● **EXERCISE OBJECTIVE**: Which lines of the records below contain the word "curve"? Copy each of them out.

Component data from apps and pages:
════════

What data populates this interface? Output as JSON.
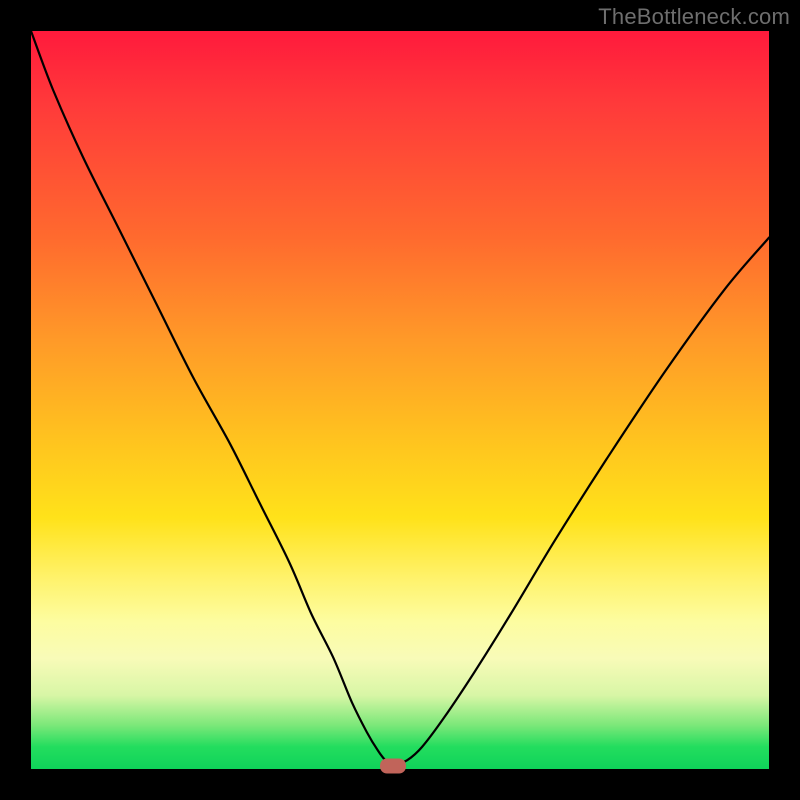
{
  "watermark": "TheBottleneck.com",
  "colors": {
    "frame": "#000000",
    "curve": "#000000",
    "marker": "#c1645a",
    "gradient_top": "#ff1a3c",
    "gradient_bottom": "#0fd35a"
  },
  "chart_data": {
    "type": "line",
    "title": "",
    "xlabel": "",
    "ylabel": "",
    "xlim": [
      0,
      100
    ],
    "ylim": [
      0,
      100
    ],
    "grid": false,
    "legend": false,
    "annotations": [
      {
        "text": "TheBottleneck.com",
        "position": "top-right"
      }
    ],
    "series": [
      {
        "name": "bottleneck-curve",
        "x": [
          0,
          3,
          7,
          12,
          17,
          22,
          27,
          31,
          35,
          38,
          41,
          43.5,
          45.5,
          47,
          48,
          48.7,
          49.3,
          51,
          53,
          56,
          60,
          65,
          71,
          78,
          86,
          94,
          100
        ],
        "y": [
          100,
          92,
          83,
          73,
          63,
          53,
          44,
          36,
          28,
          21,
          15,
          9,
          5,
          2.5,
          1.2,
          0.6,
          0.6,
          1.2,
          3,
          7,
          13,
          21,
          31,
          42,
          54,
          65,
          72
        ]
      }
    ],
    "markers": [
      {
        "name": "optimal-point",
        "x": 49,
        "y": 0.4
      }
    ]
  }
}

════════

● **EXERCISE SOLUTION**:
    "curve": "#000000",
        "name": "bottleneck-curve",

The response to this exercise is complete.